As I stated earlier, my Facebook feed is almost completely comprised of remembrances of both Bowie and Rickman. There are a lot of my friends, myself included, that have been moved to tears by the two sudden losses. Their deaths are affecting many people that I know and millions that I don’t, and so we’re pausing the usual drivel of social media to make it a forum of substance.

In our stories about how each man touched our lives in their own special way, we are sharing our pain with the legions of followers many of us have on social media. And sharing that pain helps to lessen its impact on us. We’re remembering happy times where Bowie’s music was particularly meaningful or Rickman’s performances made us smile and even laugh. One story details something that triggers another story, and so on, and so the Internet collectively has become the world’s wake for these beloved men. In our sorrow, we remember what it was about them that made us happy, and we’re reminded of those times.

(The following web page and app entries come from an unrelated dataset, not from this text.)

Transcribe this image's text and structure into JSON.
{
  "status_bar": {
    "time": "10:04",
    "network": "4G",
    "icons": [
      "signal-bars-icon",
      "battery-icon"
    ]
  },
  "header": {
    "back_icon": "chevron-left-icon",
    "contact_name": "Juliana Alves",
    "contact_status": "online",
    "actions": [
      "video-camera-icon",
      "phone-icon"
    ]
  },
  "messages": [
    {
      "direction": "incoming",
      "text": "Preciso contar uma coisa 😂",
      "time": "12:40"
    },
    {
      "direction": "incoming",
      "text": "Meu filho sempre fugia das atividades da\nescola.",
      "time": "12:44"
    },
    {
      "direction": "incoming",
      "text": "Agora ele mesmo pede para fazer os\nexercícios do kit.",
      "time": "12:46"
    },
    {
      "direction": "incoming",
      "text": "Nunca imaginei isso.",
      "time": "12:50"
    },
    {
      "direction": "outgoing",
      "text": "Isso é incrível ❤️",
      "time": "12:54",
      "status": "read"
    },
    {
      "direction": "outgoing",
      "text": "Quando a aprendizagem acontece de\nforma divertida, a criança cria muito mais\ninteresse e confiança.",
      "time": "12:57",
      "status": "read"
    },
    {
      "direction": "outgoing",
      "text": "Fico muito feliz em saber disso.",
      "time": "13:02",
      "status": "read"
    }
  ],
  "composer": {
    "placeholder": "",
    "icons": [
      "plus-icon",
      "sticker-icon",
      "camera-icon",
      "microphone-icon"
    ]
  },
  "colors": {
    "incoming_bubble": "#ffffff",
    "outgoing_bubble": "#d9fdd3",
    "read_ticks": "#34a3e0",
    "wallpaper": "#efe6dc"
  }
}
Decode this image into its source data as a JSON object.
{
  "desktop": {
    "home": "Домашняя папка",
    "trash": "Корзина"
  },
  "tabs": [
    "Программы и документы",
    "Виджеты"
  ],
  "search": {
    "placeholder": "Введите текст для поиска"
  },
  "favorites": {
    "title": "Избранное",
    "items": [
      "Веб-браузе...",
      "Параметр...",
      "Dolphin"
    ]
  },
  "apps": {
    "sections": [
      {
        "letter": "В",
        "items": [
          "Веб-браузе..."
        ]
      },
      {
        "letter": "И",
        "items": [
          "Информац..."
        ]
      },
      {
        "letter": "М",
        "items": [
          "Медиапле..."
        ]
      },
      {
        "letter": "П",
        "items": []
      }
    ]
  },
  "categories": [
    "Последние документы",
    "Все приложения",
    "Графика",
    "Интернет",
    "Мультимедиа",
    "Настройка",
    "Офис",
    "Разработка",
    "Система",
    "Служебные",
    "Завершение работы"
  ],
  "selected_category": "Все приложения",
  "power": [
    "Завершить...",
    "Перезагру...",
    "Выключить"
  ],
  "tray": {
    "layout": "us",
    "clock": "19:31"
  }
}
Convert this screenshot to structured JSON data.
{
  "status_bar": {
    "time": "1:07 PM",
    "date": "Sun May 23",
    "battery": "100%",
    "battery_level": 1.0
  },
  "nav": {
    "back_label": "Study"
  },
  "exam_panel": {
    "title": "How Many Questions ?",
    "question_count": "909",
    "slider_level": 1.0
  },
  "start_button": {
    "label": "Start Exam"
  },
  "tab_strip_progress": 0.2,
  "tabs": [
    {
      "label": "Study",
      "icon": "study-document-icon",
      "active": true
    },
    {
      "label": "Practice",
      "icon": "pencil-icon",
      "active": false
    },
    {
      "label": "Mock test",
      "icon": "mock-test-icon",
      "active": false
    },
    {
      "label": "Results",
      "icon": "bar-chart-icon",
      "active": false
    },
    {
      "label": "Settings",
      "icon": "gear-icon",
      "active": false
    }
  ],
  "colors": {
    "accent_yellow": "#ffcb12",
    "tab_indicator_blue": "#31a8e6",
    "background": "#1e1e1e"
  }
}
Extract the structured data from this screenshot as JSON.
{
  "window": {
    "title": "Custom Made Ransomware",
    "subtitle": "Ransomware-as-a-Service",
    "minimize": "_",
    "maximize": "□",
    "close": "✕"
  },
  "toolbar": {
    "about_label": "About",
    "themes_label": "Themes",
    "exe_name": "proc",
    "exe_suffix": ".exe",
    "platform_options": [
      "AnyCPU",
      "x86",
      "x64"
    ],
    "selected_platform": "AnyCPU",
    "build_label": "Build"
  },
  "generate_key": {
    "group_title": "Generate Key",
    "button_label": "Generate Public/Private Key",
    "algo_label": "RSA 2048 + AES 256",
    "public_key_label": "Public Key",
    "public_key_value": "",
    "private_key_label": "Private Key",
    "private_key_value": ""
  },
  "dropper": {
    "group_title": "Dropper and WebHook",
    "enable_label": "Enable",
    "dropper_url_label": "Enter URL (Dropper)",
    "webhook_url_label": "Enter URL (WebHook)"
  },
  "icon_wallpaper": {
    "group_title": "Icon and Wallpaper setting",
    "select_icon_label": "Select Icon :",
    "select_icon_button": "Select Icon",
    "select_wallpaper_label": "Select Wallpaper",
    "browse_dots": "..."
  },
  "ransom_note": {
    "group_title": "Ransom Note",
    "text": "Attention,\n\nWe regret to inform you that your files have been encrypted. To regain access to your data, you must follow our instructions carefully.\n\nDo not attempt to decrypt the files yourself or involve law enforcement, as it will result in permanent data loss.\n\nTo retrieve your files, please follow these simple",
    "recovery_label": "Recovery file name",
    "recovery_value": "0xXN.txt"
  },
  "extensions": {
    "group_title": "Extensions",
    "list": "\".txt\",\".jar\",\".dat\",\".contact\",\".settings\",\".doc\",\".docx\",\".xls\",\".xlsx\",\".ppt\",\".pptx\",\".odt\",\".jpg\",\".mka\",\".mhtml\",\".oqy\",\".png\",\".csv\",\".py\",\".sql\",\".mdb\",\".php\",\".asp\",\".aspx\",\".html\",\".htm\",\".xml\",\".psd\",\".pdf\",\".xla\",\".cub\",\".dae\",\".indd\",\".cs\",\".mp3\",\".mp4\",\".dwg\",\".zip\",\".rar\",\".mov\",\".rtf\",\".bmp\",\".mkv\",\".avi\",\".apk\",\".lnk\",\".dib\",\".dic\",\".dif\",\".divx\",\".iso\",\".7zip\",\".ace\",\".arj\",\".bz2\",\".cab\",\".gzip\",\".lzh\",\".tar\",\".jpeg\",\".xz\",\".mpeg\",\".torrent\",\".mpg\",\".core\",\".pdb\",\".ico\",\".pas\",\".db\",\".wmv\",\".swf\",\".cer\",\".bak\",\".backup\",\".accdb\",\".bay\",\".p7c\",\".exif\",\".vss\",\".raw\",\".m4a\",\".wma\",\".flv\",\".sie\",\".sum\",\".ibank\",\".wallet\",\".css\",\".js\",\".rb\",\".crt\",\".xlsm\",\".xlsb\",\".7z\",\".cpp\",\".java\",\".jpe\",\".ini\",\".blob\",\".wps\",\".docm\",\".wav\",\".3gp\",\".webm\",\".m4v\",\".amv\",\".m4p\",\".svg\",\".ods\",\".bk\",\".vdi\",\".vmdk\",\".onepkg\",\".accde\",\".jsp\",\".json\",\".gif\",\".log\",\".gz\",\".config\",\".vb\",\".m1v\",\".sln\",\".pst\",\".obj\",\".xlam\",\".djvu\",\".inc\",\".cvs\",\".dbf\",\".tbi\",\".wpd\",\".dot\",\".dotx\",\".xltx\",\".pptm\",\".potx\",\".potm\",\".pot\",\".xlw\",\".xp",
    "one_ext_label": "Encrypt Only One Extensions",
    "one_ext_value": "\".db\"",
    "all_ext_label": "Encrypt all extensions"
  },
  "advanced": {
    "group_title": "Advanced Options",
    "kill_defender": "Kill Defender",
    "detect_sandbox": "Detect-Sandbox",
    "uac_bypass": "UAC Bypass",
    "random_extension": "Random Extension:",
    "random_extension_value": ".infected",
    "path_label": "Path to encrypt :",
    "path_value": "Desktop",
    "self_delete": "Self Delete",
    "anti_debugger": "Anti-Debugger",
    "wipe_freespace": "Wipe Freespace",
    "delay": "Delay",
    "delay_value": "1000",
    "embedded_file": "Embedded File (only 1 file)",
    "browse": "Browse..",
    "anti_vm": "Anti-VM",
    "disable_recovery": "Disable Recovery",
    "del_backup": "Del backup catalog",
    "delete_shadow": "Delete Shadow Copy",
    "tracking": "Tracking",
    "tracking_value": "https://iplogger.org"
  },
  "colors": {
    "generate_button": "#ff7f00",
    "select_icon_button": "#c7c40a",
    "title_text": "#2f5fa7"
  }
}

Shared pain is lessened; shared joy, increased.

One more thing about the bar. Drinks carry two prices at Callahan’s. You can either drop a dollar in the cigar box on the bar and pull out two quarters’ change, and drink your drink as you normally would, or you can leave the whole dollar in the box to make a toast. To make a toast at Callahan’s, you need only step up to the line in front of the fireplace, and the whole crowd will quiet down to hear what you have to say. You make your toast, you down your drink, and then you throw the glass into the fireplace as hard as you can. It’s okay, the fireplace is hyperbolically designed to prevent shards from flying back out into the crowd. And often, that one glass is followed in short order from glasses flying into the fireplace from everywhere in the bar. Mike has to make a point of sweeping out the broken glass every night. He doesn’t mind, though, he gets a bulk discount on the glasses.

So, having left my dollar in the cigar box on the counter, I will walk to the line, raise my glass, and simply state in a clear, ringing voice: To Bowie! To Rickman!

And the sound of shattering glass from within this virtual Callahan’s shall be deafening.